Thanks to researchers at Stanford University, public health officials in Stata Clara County, California, can better predict individual’s language needs, helping contact tracers resolve cases faster.
Among the challenges posed by the pandemic were language barriers public health agencies faced as they struggled to trace infection spread among Latino communities.
In Santa Clara County, Calif., only 25% of the population is Latino, but it accounted for more than 56% of the state’s COVID cases. That put Spanish-speaking contact tracers – who call patients with diagnoses, identify and notify their contacts and assist with isolation and quarantine – in high demand.
These Spanish-speaking contact tracers have been key to reaching potentially infected individuals as quickly as possible, but with thousands of cases per day -- and limited numbers of Spanish speakers and interpreters -- it can take days to alert a patient’s contacts.
An additional challenge is that Spanish-speaking residents may be reluctant to talk with government employees asking for complex, personal information -- especially through someone not fluent in the language, according to a report in Stanford University’s Human-Centered AI News.

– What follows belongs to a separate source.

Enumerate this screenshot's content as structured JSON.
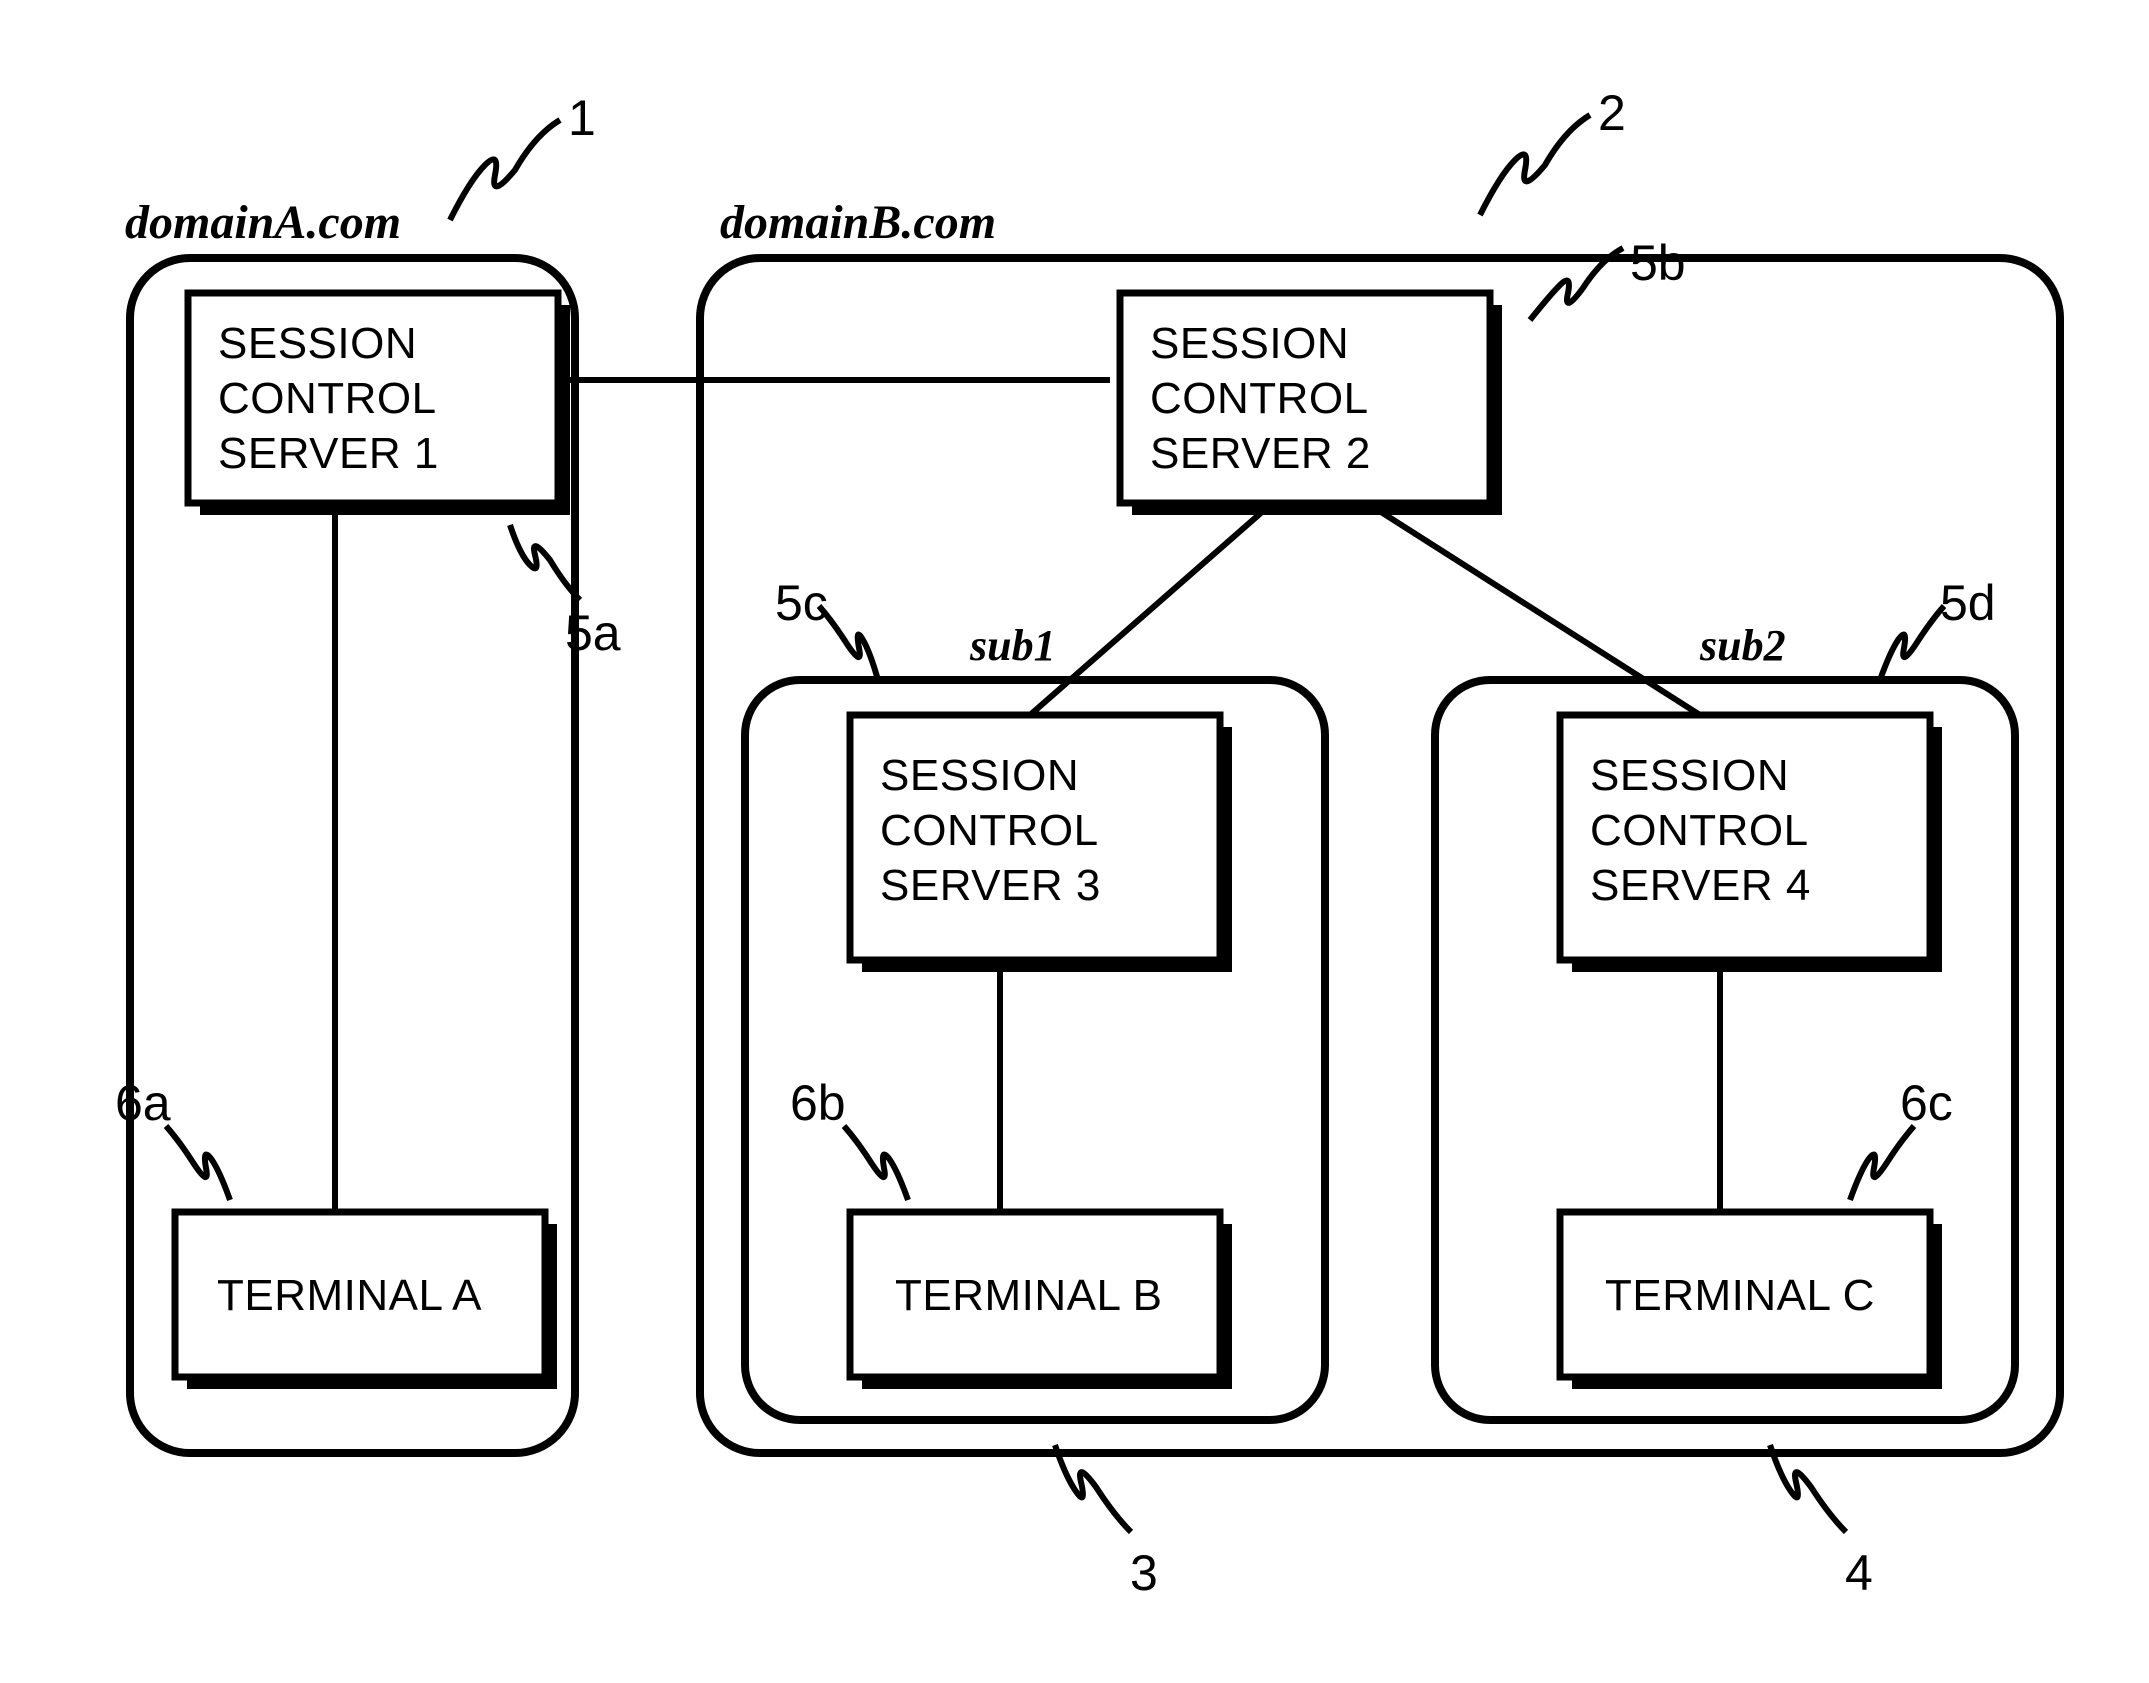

To improve contact tracing in the Latino community, Santa Clara County health officials partnered with experts from Stanford University’s RegLab -- a group that designs and evaluates programs, policies and technologies to modernize government. They wanted to see if they could predict when a contact speaks only Spanish or has limited English proficiency. With that insight, the county could then assign the patient to one of the county’s native Spanish speakers.
A team led by Daniel Ho, faculty director of the RegLab and associate director of the Stanford Institute for Human-Centered Artificial Intelligence, used machine learning to predict people’s language needs, helping contact tracers resolve cases faster and narrowing the health gap between the county’s Latino and other communities.

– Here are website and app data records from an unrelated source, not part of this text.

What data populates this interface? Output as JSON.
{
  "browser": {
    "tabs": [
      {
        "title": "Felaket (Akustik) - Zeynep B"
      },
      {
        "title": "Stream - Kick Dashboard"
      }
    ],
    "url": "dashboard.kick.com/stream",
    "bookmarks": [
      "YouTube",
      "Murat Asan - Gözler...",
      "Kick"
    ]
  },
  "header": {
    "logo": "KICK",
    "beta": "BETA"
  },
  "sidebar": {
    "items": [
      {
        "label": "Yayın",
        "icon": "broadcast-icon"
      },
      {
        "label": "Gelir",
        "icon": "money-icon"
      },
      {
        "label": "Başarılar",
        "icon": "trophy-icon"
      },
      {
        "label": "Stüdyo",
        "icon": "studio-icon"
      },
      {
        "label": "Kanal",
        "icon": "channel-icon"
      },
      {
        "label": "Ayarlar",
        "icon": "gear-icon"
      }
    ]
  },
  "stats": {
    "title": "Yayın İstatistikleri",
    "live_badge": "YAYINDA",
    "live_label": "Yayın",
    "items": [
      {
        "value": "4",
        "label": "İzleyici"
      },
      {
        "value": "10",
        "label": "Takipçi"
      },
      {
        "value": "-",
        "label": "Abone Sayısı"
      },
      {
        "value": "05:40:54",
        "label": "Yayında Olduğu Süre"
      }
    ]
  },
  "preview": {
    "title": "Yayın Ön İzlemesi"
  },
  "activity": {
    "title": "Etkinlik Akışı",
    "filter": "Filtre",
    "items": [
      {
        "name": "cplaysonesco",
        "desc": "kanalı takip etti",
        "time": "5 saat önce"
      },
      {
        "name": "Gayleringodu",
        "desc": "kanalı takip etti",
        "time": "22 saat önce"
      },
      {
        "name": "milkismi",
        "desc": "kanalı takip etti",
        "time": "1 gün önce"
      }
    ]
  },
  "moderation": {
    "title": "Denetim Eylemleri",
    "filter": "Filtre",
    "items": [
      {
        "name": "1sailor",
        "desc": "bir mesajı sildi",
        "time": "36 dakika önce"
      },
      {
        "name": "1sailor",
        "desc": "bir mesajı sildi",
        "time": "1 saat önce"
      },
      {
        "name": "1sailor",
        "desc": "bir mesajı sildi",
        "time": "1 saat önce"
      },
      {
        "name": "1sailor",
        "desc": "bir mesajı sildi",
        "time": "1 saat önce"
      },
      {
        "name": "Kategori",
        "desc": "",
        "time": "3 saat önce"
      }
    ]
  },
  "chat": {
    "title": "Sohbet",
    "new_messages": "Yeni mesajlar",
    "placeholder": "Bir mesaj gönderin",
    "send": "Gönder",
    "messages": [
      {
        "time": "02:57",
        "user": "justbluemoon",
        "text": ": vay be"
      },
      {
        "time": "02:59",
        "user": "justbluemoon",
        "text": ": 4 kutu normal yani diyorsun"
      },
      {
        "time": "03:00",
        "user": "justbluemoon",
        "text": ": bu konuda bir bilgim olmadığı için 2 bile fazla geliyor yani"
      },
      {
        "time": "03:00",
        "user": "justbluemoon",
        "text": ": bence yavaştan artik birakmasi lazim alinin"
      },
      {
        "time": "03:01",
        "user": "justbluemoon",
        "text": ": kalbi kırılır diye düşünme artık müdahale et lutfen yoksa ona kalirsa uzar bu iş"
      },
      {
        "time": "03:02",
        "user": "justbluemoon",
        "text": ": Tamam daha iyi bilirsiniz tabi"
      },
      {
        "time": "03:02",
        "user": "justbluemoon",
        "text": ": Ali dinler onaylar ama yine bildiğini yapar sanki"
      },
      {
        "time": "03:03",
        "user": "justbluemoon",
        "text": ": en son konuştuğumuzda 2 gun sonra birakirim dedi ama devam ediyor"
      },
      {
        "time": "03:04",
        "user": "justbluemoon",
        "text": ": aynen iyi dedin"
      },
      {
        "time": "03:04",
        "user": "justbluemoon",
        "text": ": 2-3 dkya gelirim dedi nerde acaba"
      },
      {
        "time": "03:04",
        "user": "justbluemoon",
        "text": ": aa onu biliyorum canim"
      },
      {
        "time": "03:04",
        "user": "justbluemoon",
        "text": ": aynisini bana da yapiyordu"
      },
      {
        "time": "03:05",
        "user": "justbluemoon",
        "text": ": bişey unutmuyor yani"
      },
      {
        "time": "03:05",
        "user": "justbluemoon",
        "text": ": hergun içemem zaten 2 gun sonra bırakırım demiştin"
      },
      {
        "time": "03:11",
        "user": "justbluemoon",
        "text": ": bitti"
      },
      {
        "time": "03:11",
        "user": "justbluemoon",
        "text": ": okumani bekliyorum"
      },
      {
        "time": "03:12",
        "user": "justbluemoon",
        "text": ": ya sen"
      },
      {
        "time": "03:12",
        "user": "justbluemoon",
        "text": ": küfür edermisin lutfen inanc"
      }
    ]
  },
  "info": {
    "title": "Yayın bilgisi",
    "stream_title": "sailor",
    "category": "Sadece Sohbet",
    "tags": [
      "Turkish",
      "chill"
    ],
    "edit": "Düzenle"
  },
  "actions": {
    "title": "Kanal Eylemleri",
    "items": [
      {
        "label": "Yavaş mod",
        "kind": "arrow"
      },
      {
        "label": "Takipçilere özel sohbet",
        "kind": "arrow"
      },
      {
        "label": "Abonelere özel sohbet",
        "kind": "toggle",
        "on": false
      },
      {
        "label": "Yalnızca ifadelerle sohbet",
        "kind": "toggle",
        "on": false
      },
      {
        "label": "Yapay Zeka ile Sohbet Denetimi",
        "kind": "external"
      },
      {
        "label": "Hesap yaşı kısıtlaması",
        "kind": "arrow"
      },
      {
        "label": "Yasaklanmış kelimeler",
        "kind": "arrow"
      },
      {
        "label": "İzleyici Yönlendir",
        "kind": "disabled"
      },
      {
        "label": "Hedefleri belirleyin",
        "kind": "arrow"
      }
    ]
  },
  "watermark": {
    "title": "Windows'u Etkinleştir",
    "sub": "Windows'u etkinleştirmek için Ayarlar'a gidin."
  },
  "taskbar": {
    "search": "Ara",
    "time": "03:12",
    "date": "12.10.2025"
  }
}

Contact tracers usually start with only the most basic information about the people they call, such as the patient’s name, address, date of birth and test result.

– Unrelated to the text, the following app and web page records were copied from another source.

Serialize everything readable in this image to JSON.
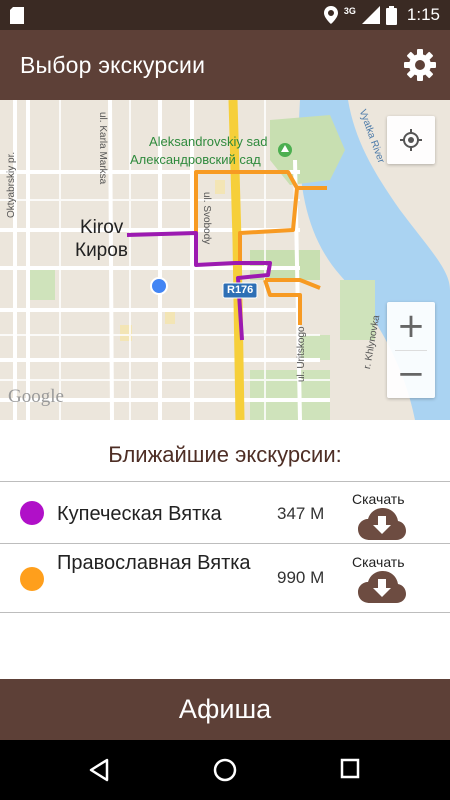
{
  "status_bar": {
    "network": "3G",
    "time": "1:15"
  },
  "app_bar": {
    "title": "Выбор экскурсии"
  },
  "map": {
    "labels": {
      "park_en": "Aleksandrovskiy sad",
      "park_ru": "Александровский сад",
      "city_en": "Kirov",
      "city_ru": "Киров",
      "road_sign": "R176",
      "street_karla_marksa": "ul. Karla Marksa",
      "street_oktyabrskiy": "Oktyabrskiy pr.",
      "street_svobody": "ul. Svobody",
      "street_uritskogo": "ul. Uritskogo",
      "river": "Vyatka River",
      "street_khlynovka": "r. Khlynovka",
      "google": "Google"
    },
    "zoom_in": "+",
    "zoom_out": "−"
  },
  "list": {
    "heading": "Ближайшие экскурсии:",
    "tours": [
      {
        "name": "Купеческая Вятка",
        "distance": "347 М",
        "download_label": "Скачать",
        "color": "#b010c8"
      },
      {
        "name": "Православная Вятка",
        "distance": "990 М",
        "download_label": "Скачать",
        "color": "#ff9f1c"
      }
    ]
  },
  "afisha": {
    "label": "Афиша"
  },
  "colors": {
    "primary": "#5d4037",
    "status": "#3a2a23",
    "route_purple": "#9c1ab1",
    "route_orange": "#f79a22",
    "river": "#aad3f2"
  }
}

Researchers combined that bare-bones data with demographic information from the census and other administrative data. A machine learning algorithm analyzed and weighed data like census block group, age and name-based race and ethnicity information from census and mortgage data and identified patterns that would predict a language preference. Contacts were scored as to which language they would likely to prefer before they were assigned to a tracer.
To test the algorithm’s effectiveness, the RegLab worked with Santa Clara County to conduct a test that randomly routed half of the cases to a “language specialty team” with bilingual speakers and treated the other half with the county’s typical process.
In just two months, the benefits became clear. In the test group, the time it took to complete cases dropped by nearly 14 hours over the control. Same-day completions rose by 12%, and the number of people refusing to be interviewed dipped by 4%.
“Based on the results and success of this trial, Santa Clara County has expanded language matching to all of [Santa Clara Public Health Department’s Case Investigation and Contact Tracing], and the state of California is contemplating adoption in the statewide system,” the authors said in in their paper.
“When we connect with people in their preferred language, it makes a huge difference in their willingness to share information about themselves, their health, and their families and friends,” said study co-author Dr. Sarah Rudman, director of contact tracing for the County of Santa Clara Public Health Department.
The new approach has not only improved people’s willingness to engage in the process, but it has also allowed Rudman to ensure the county’s bilingual tracers could be assigned to the contacts most likely to need them.
“Before the algorithm you could hear frustration in the voices of our tracers when they would get mismatched with a contact,” Rudman said. “After the algorithm, there would be talk of the families they had connected with, many of whom stayed on the phone only because the tracer spoke Spanish and pronounced their name correctly.”
When every missed contact can mean additional infections, these are significant improvements, Ho said, noting that the partnership between people and machine was a surprising -- and refreshing -- outcome for him.
“There’s much worry in the AI community about whether machines will displace human judgment,” he said, “But, this case is a model for how machines and people can integrate in complex ways that make both better.”
The full study is available in the Proceedings of the National Academies of Science.